Nearly one in 10 hospital prescriptions contains a mistake, ranging from the minor to the potentially lethal, research has found.
But the study, commissioned by the General Medical Council, found very few errors would have caused serious harm.
It also found that, contrary to belief, novice doctors were no more responsible for mistakes than the more experienced.
To eliminate one area of confusion, the GMC is calling for a UK-wide standard prescription chart as exists in Wales.
The research team, led by Professor Tim Dornan of the University of Manchester, examined the issue amid rising fears inexperienced doctors were making prescription errors which could, at worst, result in a patient dying.
They examined 124,260 prescriptions across 19 hospitals – and found just under 9% contained errors.
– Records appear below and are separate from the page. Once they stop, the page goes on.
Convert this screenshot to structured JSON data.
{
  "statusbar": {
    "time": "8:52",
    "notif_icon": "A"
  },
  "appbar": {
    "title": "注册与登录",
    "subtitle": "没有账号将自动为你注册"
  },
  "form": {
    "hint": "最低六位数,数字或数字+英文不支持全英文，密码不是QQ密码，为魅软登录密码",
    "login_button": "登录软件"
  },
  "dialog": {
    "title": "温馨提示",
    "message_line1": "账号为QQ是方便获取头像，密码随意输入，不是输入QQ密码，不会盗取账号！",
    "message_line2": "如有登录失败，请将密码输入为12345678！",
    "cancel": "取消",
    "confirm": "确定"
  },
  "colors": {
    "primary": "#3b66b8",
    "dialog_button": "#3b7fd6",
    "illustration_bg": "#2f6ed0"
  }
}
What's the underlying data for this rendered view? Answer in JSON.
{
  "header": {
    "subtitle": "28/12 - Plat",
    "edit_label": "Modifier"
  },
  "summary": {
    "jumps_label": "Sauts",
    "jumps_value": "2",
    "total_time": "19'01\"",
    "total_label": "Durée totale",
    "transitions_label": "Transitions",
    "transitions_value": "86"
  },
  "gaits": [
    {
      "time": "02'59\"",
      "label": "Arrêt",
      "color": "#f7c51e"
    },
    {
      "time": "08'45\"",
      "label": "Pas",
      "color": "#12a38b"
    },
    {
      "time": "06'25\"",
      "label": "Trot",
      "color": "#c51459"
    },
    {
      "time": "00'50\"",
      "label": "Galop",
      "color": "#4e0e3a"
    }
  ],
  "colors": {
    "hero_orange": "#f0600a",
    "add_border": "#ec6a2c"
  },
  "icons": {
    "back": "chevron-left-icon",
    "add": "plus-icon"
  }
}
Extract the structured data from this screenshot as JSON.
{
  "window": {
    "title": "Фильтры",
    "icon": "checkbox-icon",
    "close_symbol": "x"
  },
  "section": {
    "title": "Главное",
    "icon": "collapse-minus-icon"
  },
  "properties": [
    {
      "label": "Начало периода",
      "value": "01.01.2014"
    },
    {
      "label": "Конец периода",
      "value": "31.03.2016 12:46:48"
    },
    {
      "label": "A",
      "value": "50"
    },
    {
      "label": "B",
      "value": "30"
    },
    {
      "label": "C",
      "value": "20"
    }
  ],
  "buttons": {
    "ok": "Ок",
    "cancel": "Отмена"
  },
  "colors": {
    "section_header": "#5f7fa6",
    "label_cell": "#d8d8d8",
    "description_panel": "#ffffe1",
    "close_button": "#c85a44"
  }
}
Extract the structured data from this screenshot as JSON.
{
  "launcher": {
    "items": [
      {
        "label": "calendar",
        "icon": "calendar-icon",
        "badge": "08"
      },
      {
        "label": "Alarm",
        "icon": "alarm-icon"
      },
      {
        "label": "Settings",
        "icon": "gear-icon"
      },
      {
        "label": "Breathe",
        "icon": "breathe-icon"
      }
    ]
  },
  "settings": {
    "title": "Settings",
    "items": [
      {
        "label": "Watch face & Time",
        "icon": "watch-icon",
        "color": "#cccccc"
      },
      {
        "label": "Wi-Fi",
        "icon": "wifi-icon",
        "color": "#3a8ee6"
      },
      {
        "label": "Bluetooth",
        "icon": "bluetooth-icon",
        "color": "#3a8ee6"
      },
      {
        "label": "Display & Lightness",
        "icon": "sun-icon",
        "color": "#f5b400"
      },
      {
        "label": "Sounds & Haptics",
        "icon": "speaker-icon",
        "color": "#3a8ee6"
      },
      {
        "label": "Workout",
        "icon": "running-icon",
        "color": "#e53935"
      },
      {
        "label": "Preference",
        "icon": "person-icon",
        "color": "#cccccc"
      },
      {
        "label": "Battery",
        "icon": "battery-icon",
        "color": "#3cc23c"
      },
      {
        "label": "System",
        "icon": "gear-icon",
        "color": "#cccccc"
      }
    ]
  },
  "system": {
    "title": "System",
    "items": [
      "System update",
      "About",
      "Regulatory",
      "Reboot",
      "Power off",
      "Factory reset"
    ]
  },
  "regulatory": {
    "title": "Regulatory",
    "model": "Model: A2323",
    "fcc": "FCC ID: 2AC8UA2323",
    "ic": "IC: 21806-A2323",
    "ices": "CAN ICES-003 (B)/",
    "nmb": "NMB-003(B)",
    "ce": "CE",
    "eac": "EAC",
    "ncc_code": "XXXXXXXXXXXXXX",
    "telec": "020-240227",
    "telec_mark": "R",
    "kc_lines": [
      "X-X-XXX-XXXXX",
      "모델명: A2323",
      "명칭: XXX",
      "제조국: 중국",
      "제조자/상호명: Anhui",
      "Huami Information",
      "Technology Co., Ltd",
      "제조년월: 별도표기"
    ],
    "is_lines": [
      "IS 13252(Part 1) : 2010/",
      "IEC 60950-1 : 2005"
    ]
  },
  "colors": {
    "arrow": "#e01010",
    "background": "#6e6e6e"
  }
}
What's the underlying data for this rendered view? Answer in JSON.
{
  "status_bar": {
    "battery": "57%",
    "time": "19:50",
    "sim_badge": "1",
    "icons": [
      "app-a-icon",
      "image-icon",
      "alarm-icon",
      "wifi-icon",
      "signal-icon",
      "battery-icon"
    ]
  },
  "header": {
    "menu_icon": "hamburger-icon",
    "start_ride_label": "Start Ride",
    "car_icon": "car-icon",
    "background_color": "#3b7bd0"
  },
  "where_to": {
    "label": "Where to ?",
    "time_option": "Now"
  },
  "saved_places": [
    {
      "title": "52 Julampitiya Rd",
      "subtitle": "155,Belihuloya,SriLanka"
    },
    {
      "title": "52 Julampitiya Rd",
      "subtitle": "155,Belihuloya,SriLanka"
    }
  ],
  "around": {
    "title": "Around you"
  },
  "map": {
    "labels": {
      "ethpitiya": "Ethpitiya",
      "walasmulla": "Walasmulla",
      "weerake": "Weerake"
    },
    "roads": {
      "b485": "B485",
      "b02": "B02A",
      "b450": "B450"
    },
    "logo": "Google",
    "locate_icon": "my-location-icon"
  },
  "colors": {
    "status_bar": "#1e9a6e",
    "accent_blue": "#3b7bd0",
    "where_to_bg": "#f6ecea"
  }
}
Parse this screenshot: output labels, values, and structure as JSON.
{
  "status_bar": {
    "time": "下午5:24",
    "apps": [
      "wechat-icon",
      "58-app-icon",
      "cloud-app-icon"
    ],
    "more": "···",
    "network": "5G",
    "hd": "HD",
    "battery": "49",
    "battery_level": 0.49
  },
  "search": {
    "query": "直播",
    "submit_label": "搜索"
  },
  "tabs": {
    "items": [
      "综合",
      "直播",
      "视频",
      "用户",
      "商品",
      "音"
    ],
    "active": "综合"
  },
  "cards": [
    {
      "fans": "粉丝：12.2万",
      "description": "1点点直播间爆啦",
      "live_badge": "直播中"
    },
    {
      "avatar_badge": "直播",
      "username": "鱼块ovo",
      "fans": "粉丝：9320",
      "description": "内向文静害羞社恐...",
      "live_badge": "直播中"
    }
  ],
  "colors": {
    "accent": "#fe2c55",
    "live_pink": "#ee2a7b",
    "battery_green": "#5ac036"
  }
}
Of these 11,077 errors, overwhelmingly intercepted and corrected before reaching the patient, about 2% contained potentially lethal instructions – such as failing to take account of a patient’s allergies.